So far, so good. The six-figure album deal that pushed Jamie Cullum out of the jazz buffs' columns and on to the front pages this spring seems to have left his tousled head much the same manageable size.
On the evidence of a return to the Pizza Express Jazz Club, the 23-year-old British singer and pianist appears to have gained confidence without sacificing his easy congeniality, sharpened his keyboard attack, given his trio a licence to turn up the heat - and significantly deepened his grasp of emotional songs, even within the nine months or so since his last appearance at the same venue with the same partners.
Cullum has also learned a lot about the pacing of a set. He began on Saturday by hand-drumming on the piano lid against Sebastiaan de Krom's peppery snare-drum crackles and rolls. Then he sat down to a rocking funk-piano vamp and launched into a vocal on It Ain't Necessarily So in a manner somewhere between Kurt Elling and Stevie Wonder.
In the song's later stages, he took to his feet, microphone cradled in both hands, relying only on De Krom's surefooted groove and bassist Geoff Gascoyne's rolling countermelodies for support.
Pointless Nostalgic - the title track of Cullum's current album, co-written with his brother Ben - emerged after a colourful, slowly swinging piano intro full of Keith Jarrett-like chordal clamour. Cullum is no Jarrett, of course, but he takes from contemporary pianists just what he needs. I've Got You Under My Skin was a showcase for his languid young-Sinatra sound.
Having stood once again to eyeball the room, the singer came to a dead halt on the line "Just the thought of you makes me stop -", then wandered idly off to the piano again and picked up with "- before I begin", just when everybody had concluded he was going to start something different. It was an unmistakeable sign of a young star completely sure of his material and his listeners.
Another Ben Cullum piece, These Are the Days - "a summer anthem for the dumped", as Jamie announced it - suggested, with its gospellish spark, that the originals for his next album, due out in September, are likely to meet the standard set by Pointless Nostalgic. Guy Barker then arrived to lend his bright and glossy trumpet variations to a very fast But Not for Me, ignited by Gascoyne's nimble walk and Cullum's casually complex scat.
A superb Blame It on My Youth - a mix of oblique regret and carefully paced revelation, with Cullum's characteristic upturned note-bends and Barker's high-register obbligatos - was a startling example of the leader's evolution since late 2002, when he delivered the same song from this stage. And Radiohead's High and Dry was almost as hypnotic, in both Cullum's subtle singing and the darting treble commentary of his piano-playing.
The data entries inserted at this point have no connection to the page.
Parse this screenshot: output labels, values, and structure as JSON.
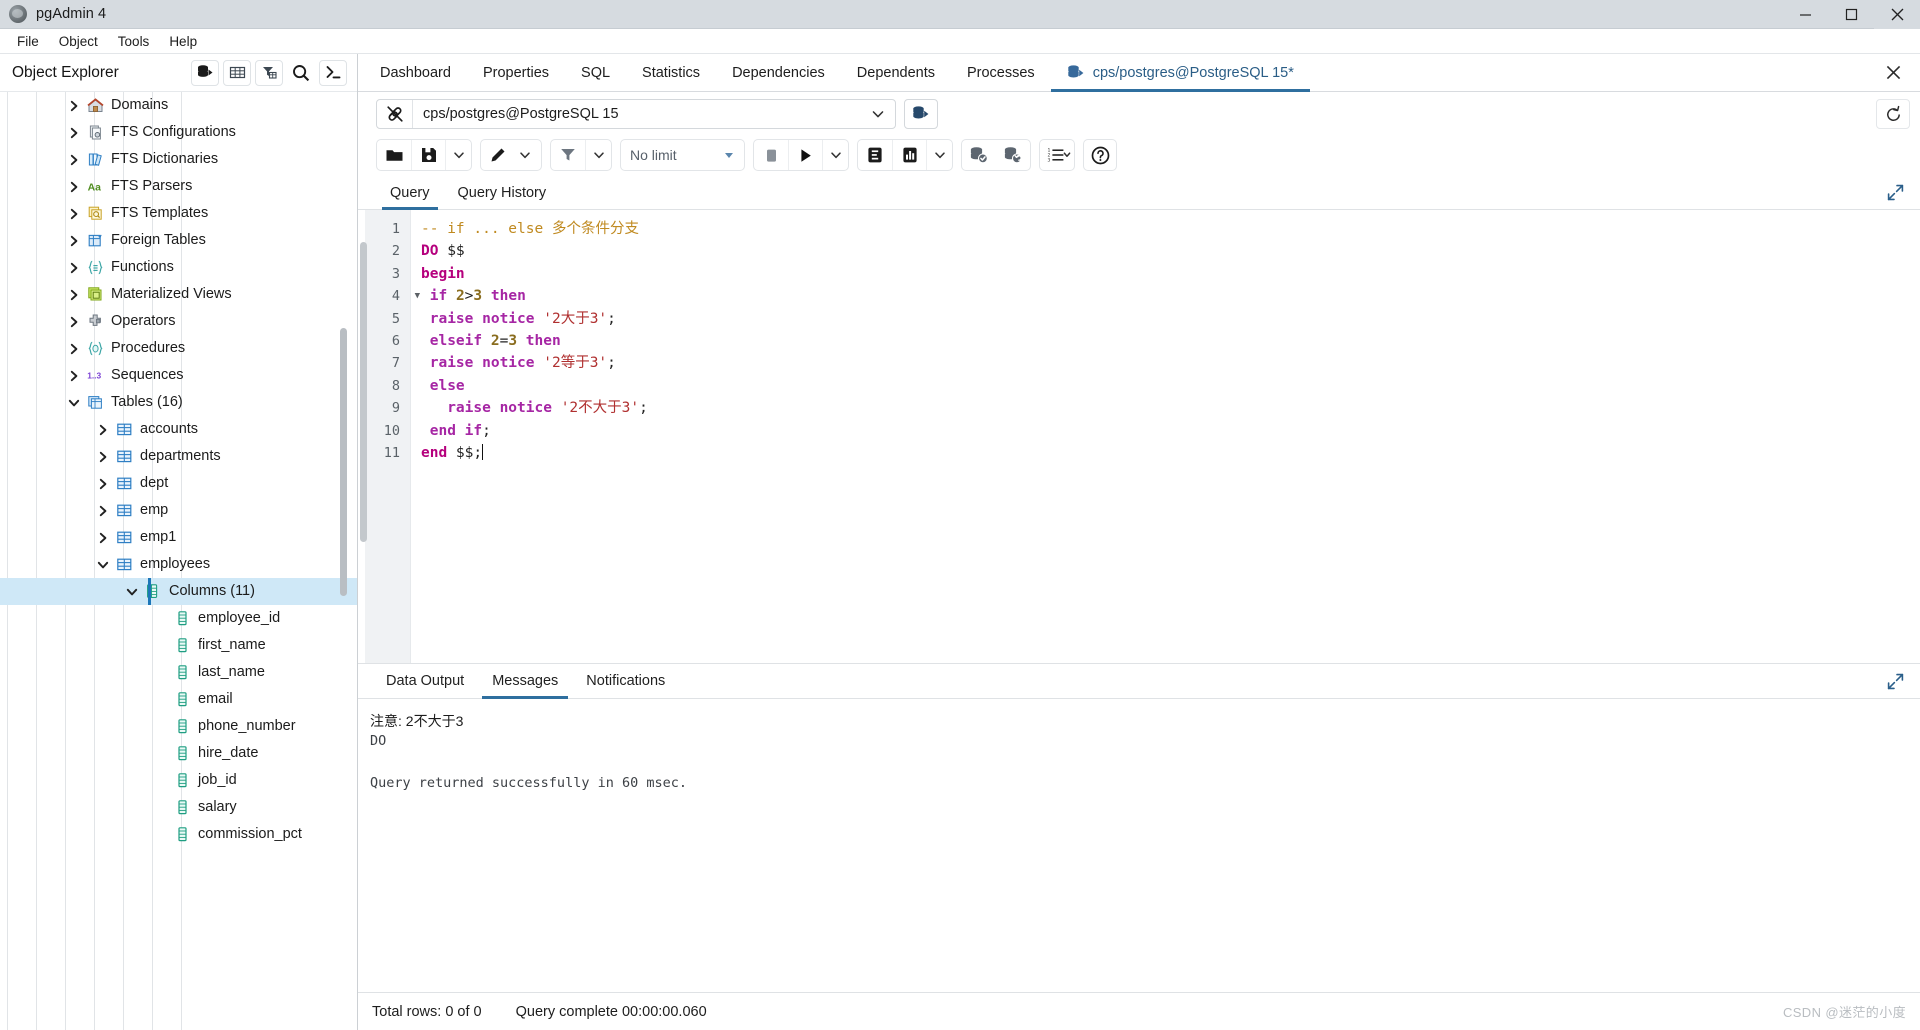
{
  "window": {
    "title": "pgAdmin 4",
    "app_icon": "pgadmin-logo-icon",
    "controls": {
      "minimize": "minimize-icon",
      "maximize": "maximize-icon",
      "close": "close-icon"
    }
  },
  "menubar": {
    "items": [
      "File",
      "Object",
      "Tools",
      "Help"
    ]
  },
  "object_explorer": {
    "title": "Object Explorer",
    "tools": [
      {
        "name": "browser-icon",
        "title": "Object Explorer toggle"
      },
      {
        "name": "grid-icon",
        "title": "Grid"
      },
      {
        "name": "filter-table-icon",
        "title": "Filter"
      },
      {
        "name": "search-icon",
        "title": "Search objects"
      },
      {
        "name": "terminal-icon",
        "title": "PSQL Tool"
      }
    ],
    "tree": [
      {
        "label": "Domains",
        "icon": "domain-icon",
        "depth": 3,
        "state": "collapsed",
        "selected": false
      },
      {
        "label": "FTS Configurations",
        "icon": "fts-configuration-icon",
        "depth": 3,
        "state": "collapsed",
        "selected": false
      },
      {
        "label": "FTS Dictionaries",
        "icon": "fts-dictionary-icon",
        "depth": 3,
        "state": "collapsed",
        "selected": false
      },
      {
        "label": "FTS Parsers",
        "icon": "fts-parser-icon",
        "depth": 3,
        "state": "collapsed",
        "selected": false
      },
      {
        "label": "FTS Templates",
        "icon": "fts-template-icon",
        "depth": 3,
        "state": "collapsed",
        "selected": false
      },
      {
        "label": "Foreign Tables",
        "icon": "foreign-table-icon",
        "depth": 3,
        "state": "collapsed",
        "selected": false
      },
      {
        "label": "Functions",
        "icon": "function-icon",
        "depth": 3,
        "state": "collapsed",
        "selected": false
      },
      {
        "label": "Materialized Views",
        "icon": "materialized-view-icon",
        "depth": 3,
        "state": "collapsed",
        "selected": false
      },
      {
        "label": "Operators",
        "icon": "operator-icon",
        "depth": 3,
        "state": "collapsed",
        "selected": false
      },
      {
        "label": "Procedures",
        "icon": "procedure-icon",
        "depth": 3,
        "state": "collapsed",
        "selected": false
      },
      {
        "label": "Sequences",
        "icon": "sequence-icon",
        "depth": 3,
        "state": "collapsed",
        "selected": false
      },
      {
        "label": "Tables (16)",
        "icon": "tables-icon",
        "depth": 3,
        "state": "expanded",
        "selected": false
      },
      {
        "label": "accounts",
        "icon": "table-icon",
        "depth": 4,
        "state": "collapsed",
        "selected": false
      },
      {
        "label": "departments",
        "icon": "table-icon",
        "depth": 4,
        "state": "collapsed",
        "selected": false
      },
      {
        "label": "dept",
        "icon": "table-icon",
        "depth": 4,
        "state": "collapsed",
        "selected": false
      },
      {
        "label": "emp",
        "icon": "table-icon",
        "depth": 4,
        "state": "collapsed",
        "selected": false
      },
      {
        "label": "emp1",
        "icon": "table-icon",
        "depth": 4,
        "state": "collapsed",
        "selected": false
      },
      {
        "label": "employees",
        "icon": "table-icon",
        "depth": 4,
        "state": "expanded",
        "selected": false
      },
      {
        "label": "Columns (11)",
        "icon": "columns-icon",
        "depth": 5,
        "state": "expanded",
        "selected": true
      },
      {
        "label": "employee_id",
        "icon": "column-icon",
        "depth": 6,
        "state": "leaf",
        "selected": false
      },
      {
        "label": "first_name",
        "icon": "column-icon",
        "depth": 6,
        "state": "leaf",
        "selected": false
      },
      {
        "label": "last_name",
        "icon": "column-icon",
        "depth": 6,
        "state": "leaf",
        "selected": false
      },
      {
        "label": "email",
        "icon": "column-icon",
        "depth": 6,
        "state": "leaf",
        "selected": false
      },
      {
        "label": "phone_number",
        "icon": "column-icon",
        "depth": 6,
        "state": "leaf",
        "selected": false
      },
      {
        "label": "hire_date",
        "icon": "column-icon",
        "depth": 6,
        "state": "leaf",
        "selected": false
      },
      {
        "label": "job_id",
        "icon": "column-icon",
        "depth": 6,
        "state": "leaf",
        "selected": false
      },
      {
        "label": "salary",
        "icon": "column-icon",
        "depth": 6,
        "state": "leaf",
        "selected": false
      },
      {
        "label": "commission_pct",
        "icon": "column-icon",
        "depth": 6,
        "state": "leaf",
        "selected": false
      }
    ]
  },
  "main_tabs": {
    "items": [
      {
        "label": "Dashboard",
        "active": false,
        "icon": null
      },
      {
        "label": "Properties",
        "active": false,
        "icon": null
      },
      {
        "label": "SQL",
        "active": false,
        "icon": null
      },
      {
        "label": "Statistics",
        "active": false,
        "icon": null
      },
      {
        "label": "Dependencies",
        "active": false,
        "icon": null
      },
      {
        "label": "Dependents",
        "active": false,
        "icon": null
      },
      {
        "label": "Processes",
        "active": false,
        "icon": null
      },
      {
        "label": "cps/postgres@PostgreSQL 15*",
        "active": true,
        "icon": "query-tool-icon"
      }
    ],
    "close_icon": "close-icon"
  },
  "connection_bar": {
    "icon": "connection-icon",
    "value": "cps/postgres@PostgreSQL 15",
    "caret_icon": "chevron-down-icon",
    "manage_icon": "server-manage-icon",
    "reset_icon": "reset-layout-icon"
  },
  "query_toolbar": {
    "buttons": [
      {
        "name": "open-file-icon",
        "group": 0,
        "kind": "icon"
      },
      {
        "name": "save-file-icon",
        "group": 0,
        "kind": "icon"
      },
      {
        "name": "save-dropdown-caret-icon",
        "group": 0,
        "kind": "caret"
      },
      {
        "name": "edit-pencil-icon",
        "group": 1,
        "kind": "icon"
      },
      {
        "name": "edit-dropdown-caret-icon",
        "group": 1,
        "kind": "caret"
      },
      {
        "name": "filter-icon",
        "group": 2,
        "kind": "icon"
      },
      {
        "name": "filter-dropdown-caret-icon",
        "group": 2,
        "kind": "caret"
      },
      {
        "name": "stop-icon",
        "group": 3,
        "kind": "icon"
      },
      {
        "name": "execute-play-icon",
        "group": 3,
        "kind": "icon"
      },
      {
        "name": "execute-dropdown-caret-icon",
        "group": 3,
        "kind": "caret"
      },
      {
        "name": "explain-icon",
        "group": 4,
        "kind": "icon"
      },
      {
        "name": "explain-analyze-icon",
        "group": 4,
        "kind": "icon"
      },
      {
        "name": "explain-dropdown-caret-icon",
        "group": 4,
        "kind": "caret"
      },
      {
        "name": "commit-icon",
        "group": 5,
        "kind": "icon"
      },
      {
        "name": "rollback-icon",
        "group": 5,
        "kind": "icon"
      },
      {
        "name": "macros-icon",
        "group": 6,
        "kind": "icon"
      },
      {
        "name": "macros-dropdown-caret-icon",
        "group": 6,
        "kind": "caret"
      },
      {
        "name": "help-icon",
        "group": 7,
        "kind": "icon"
      }
    ],
    "limit": {
      "label": "No limit",
      "caret_icon": "chevron-down-icon"
    }
  },
  "query_tabs": {
    "items": [
      {
        "label": "Query",
        "active": true
      },
      {
        "label": "Query History",
        "active": false
      }
    ],
    "expand_icon": "expand-panel-icon"
  },
  "editor": {
    "line_numbers": [
      "1",
      "2",
      "3",
      "4",
      "5",
      "6",
      "7",
      "8",
      "9",
      "10",
      "11"
    ],
    "fold_marker_line": 4,
    "fold_icon": "fold-triangle-icon",
    "lines": [
      {
        "n": 1,
        "tokens": [
          {
            "t": "-- if ... else 多个条件分支",
            "c": "c"
          }
        ]
      },
      {
        "n": 2,
        "tokens": [
          {
            "t": "DO",
            "c": "kb"
          },
          {
            "t": " $$",
            "c": "p"
          }
        ]
      },
      {
        "n": 3,
        "tokens": [
          {
            "t": "begin",
            "c": "kb"
          }
        ]
      },
      {
        "n": 4,
        "tokens": [
          {
            "t": " ",
            "c": "p"
          },
          {
            "t": "if",
            "c": "k"
          },
          {
            "t": " ",
            "c": "p"
          },
          {
            "t": "2",
            "c": "n"
          },
          {
            "t": ">",
            "c": "p"
          },
          {
            "t": "3",
            "c": "n"
          },
          {
            "t": " ",
            "c": "p"
          },
          {
            "t": "then",
            "c": "k"
          }
        ]
      },
      {
        "n": 5,
        "tokens": [
          {
            "t": " ",
            "c": "p"
          },
          {
            "t": "raise notice",
            "c": "k"
          },
          {
            "t": " ",
            "c": "p"
          },
          {
            "t": "'2大于3'",
            "c": "s"
          },
          {
            "t": ";",
            "c": "p"
          }
        ]
      },
      {
        "n": 6,
        "tokens": [
          {
            "t": " ",
            "c": "p"
          },
          {
            "t": "elseif",
            "c": "k"
          },
          {
            "t": " ",
            "c": "p"
          },
          {
            "t": "2",
            "c": "n"
          },
          {
            "t": "=",
            "c": "p"
          },
          {
            "t": "3",
            "c": "n"
          },
          {
            "t": " ",
            "c": "p"
          },
          {
            "t": "then",
            "c": "k"
          }
        ]
      },
      {
        "n": 7,
        "tokens": [
          {
            "t": " ",
            "c": "p"
          },
          {
            "t": "raise notice",
            "c": "k"
          },
          {
            "t": " ",
            "c": "p"
          },
          {
            "t": "'2等于3'",
            "c": "s"
          },
          {
            "t": ";",
            "c": "p"
          }
        ]
      },
      {
        "n": 8,
        "tokens": [
          {
            "t": " ",
            "c": "p"
          },
          {
            "t": "else",
            "c": "k"
          }
        ]
      },
      {
        "n": 9,
        "tokens": [
          {
            "t": "   ",
            "c": "p"
          },
          {
            "t": "raise notice",
            "c": "k"
          },
          {
            "t": " ",
            "c": "p"
          },
          {
            "t": "'2不大于3'",
            "c": "s"
          },
          {
            "t": ";",
            "c": "p"
          }
        ]
      },
      {
        "n": 10,
        "tokens": [
          {
            "t": " ",
            "c": "p"
          },
          {
            "t": "end if",
            "c": "k"
          },
          {
            "t": ";",
            "c": "p"
          }
        ]
      },
      {
        "n": 11,
        "tokens": [
          {
            "t": "end",
            "c": "kb"
          },
          {
            "t": " $$;",
            "c": "p"
          }
        ]
      }
    ]
  },
  "output_tabs": {
    "items": [
      {
        "label": "Data Output",
        "active": false
      },
      {
        "label": "Messages",
        "active": true
      },
      {
        "label": "Notifications",
        "active": false
      }
    ],
    "expand_icon": "expand-panel-icon"
  },
  "messages": {
    "lines": [
      {
        "text": "注意:  2不大于3",
        "mono": false
      },
      {
        "text": "DO",
        "mono": true
      },
      {
        "text": "",
        "mono": true
      },
      {
        "text": "Query returned successfully in 60 msec.",
        "mono": true
      }
    ]
  },
  "statusbar": {
    "total_rows": "Total rows: 0 of 0",
    "query_complete": "Query complete 00:00:00.060",
    "watermark": "CSDN @迷茫的小度"
  },
  "colors": {
    "accent": "#2f6f9f",
    "selection": "#cfe8f7",
    "titlebar": "#d6dbe0",
    "gutter": "#f0f2f4",
    "keyword": "#a626a4",
    "string": "#b03030",
    "comment": "#c08a20",
    "number": "#8a6d1f"
  }
}
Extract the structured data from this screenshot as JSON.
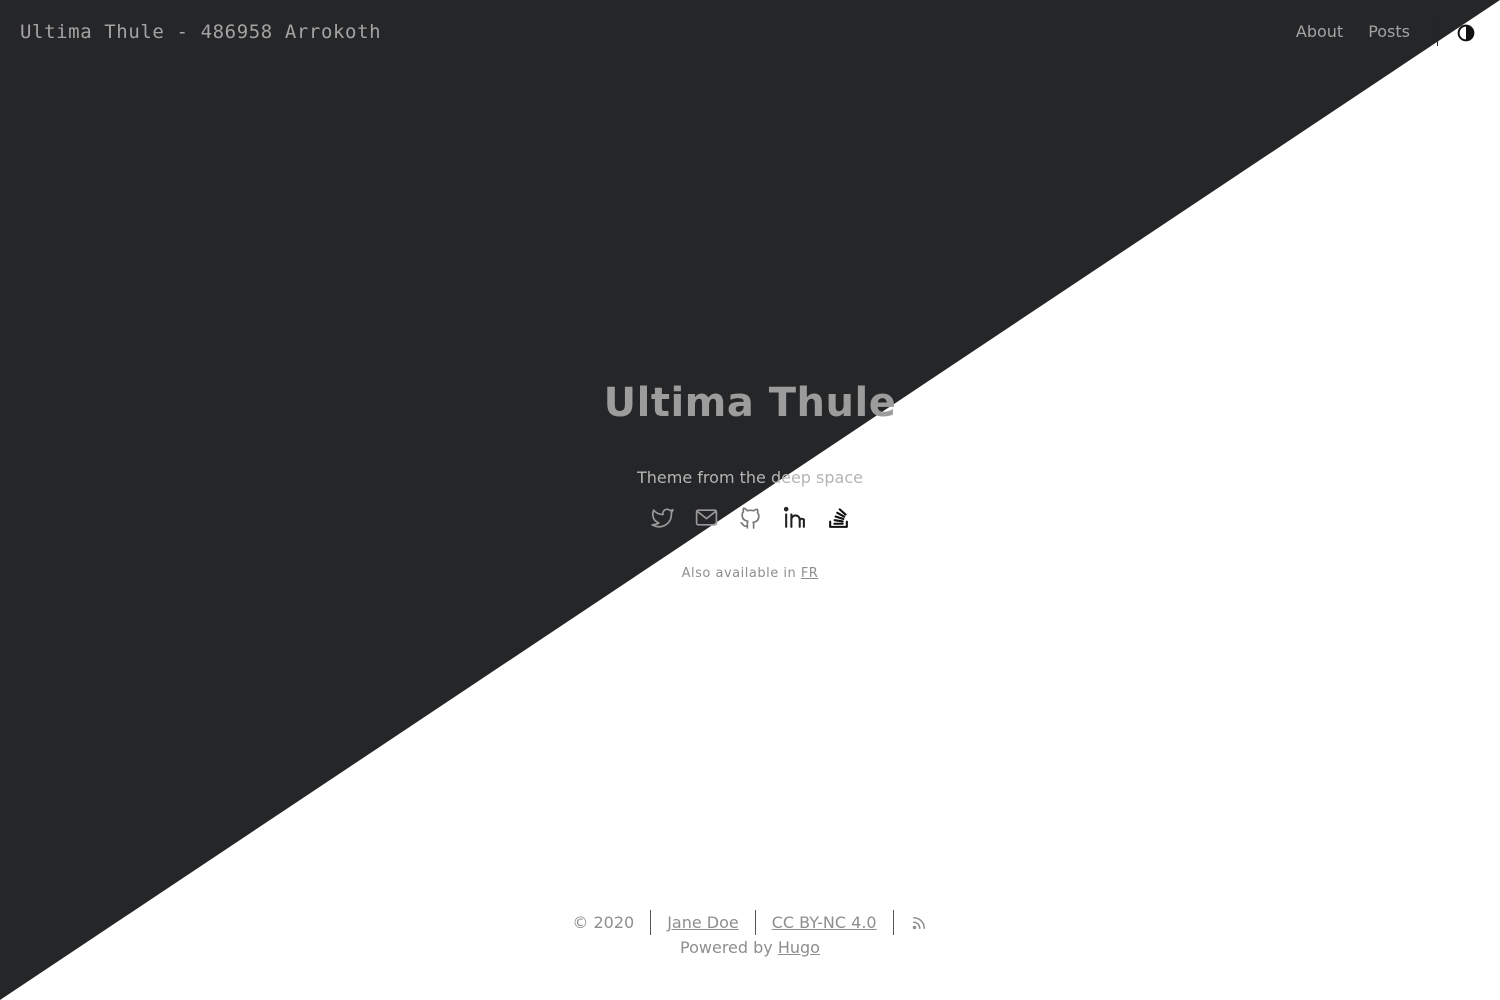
{
  "header": {
    "site_title": "Ultima Thule - 486958 Arrokoth",
    "nav": [
      {
        "label": "About"
      },
      {
        "label": "Posts"
      }
    ],
    "theme_toggle_icon": "contrast-icon"
  },
  "hero": {
    "title": "Ultima Thule",
    "subtitle": "Theme from the deep space",
    "social_icons": [
      "twitter-icon",
      "mail-icon",
      "github-icon",
      "linkedin-icon",
      "stackoverflow-icon"
    ],
    "lang_prefix": "Also available in",
    "lang_link": "FR"
  },
  "footer": {
    "copyright": "© 2020",
    "author": "Jane Doe",
    "license": "CC BY-NC 4.0",
    "rss_icon": "rss-icon",
    "powered_prefix": "Powered by",
    "powered_link": "Hugo"
  },
  "colors": {
    "dark_bg": "#252628",
    "light_bg": "#ffffff",
    "text_muted": "#a3a3a3"
  }
}
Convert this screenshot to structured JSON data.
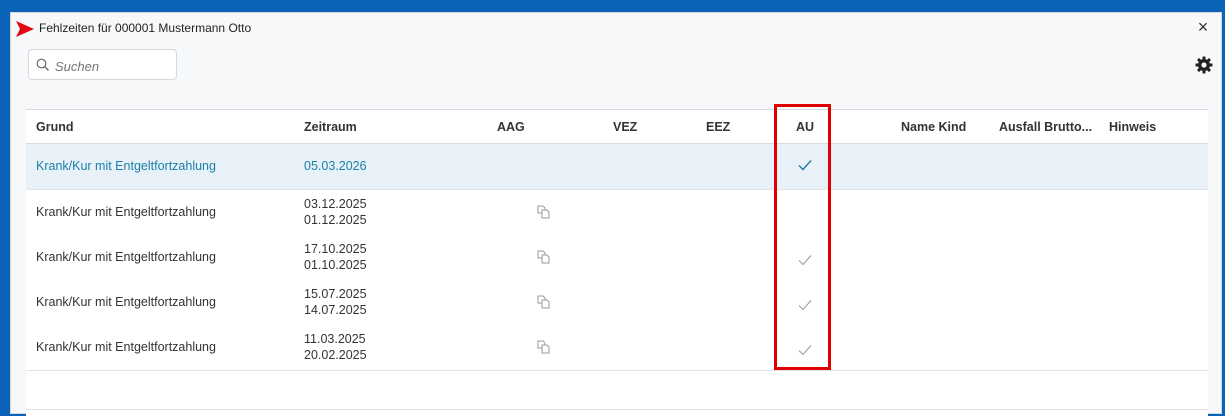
{
  "window": {
    "title": "Fehlzeiten für 000001 Mustermann Otto",
    "close_label": "×"
  },
  "search": {
    "placeholder": "Suchen",
    "value": ""
  },
  "columns": {
    "grund": "Grund",
    "zeitraum": "Zeitraum",
    "aag": "AAG",
    "vez": "VEZ",
    "eez": "EEZ",
    "au": "AU",
    "name_kind": "Name Kind",
    "ausfall_brutto": "Ausfall Brutto...",
    "hinweis": "Hinweis"
  },
  "rows": [
    {
      "grund": "Krank/Kur mit Entgeltfortzahlung",
      "zeitraum_bis": "05.03.2026",
      "zeitraum_von": "",
      "aag": false,
      "au": true,
      "selected": true
    },
    {
      "grund": "Krank/Kur mit Entgeltfortzahlung",
      "zeitraum_bis": "03.12.2025",
      "zeitraum_von": "01.12.2025",
      "aag": true,
      "au": false,
      "selected": false
    },
    {
      "grund": "Krank/Kur mit Entgeltfortzahlung",
      "zeitraum_bis": "17.10.2025",
      "zeitraum_von": "01.10.2025",
      "aag": true,
      "au": true,
      "selected": false
    },
    {
      "grund": "Krank/Kur mit Entgeltfortzahlung",
      "zeitraum_bis": "15.07.2025",
      "zeitraum_von": "14.07.2025",
      "aag": true,
      "au": true,
      "selected": false
    },
    {
      "grund": "Krank/Kur mit Entgeltfortzahlung",
      "zeitraum_bis": "11.03.2025",
      "zeitraum_von": "20.02.2025",
      "aag": true,
      "au": true,
      "selected": false
    }
  ],
  "icons": {
    "logo": "app-logo-icon",
    "search": "search-icon",
    "settings": "gear-icon",
    "aag": "document-copy-icon",
    "au": "checkmark-icon"
  },
  "colors": {
    "accent": "#1a7fa8",
    "selected_row": "#e8f1f8",
    "highlight": "#e00000",
    "logo": "#e30613"
  }
}
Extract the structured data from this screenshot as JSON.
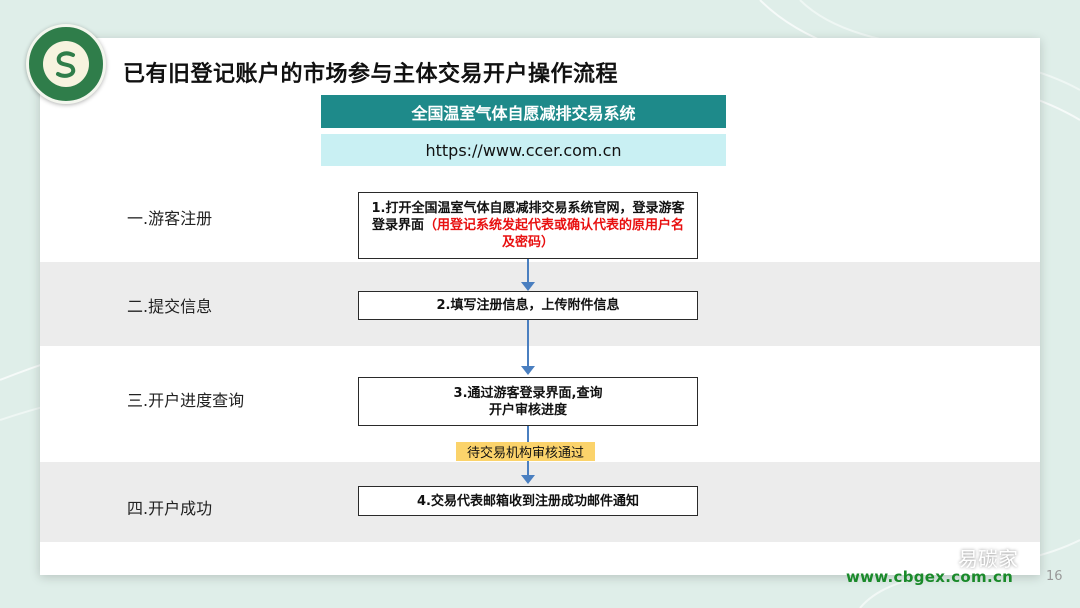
{
  "title": "已有旧登记账户的市场参与主体交易开户操作流程",
  "system": {
    "name": "全国温室气体自愿减排交易系统",
    "url": "https://www.ccer.com.cn"
  },
  "steps": [
    {
      "label": "一.游客注册",
      "text": "1.打开全国温室气体自愿减排交易系统官网，登录游客登录界面",
      "note": "（用登记系统发起代表或确认代表的原用户名及密码）"
    },
    {
      "label": "二.提交信息",
      "text": "2.填写注册信息，上传附件信息"
    },
    {
      "label": "三.开户进度查询",
      "text": "3.通过游客登录界面,查询开户审核进度"
    },
    {
      "label": "四.开户成功",
      "text": "4.交易代表邮箱收到注册成功邮件通知"
    }
  ],
  "badge": "待交易机构审核通过",
  "footer": {
    "wechat": "易碳家",
    "website": "www.cbgex.com.cn",
    "page": "16"
  },
  "colors": {
    "system_bar": "#1e8a8a",
    "url_bar": "#c9f0f3",
    "badge": "#fbd36b",
    "note_red": "#e81010",
    "website_green": "#1a8a2a",
    "arrow": "#4a7fc0"
  }
}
· At the Barfly, London NW1, on July 1. Box office: 0870 907 0999.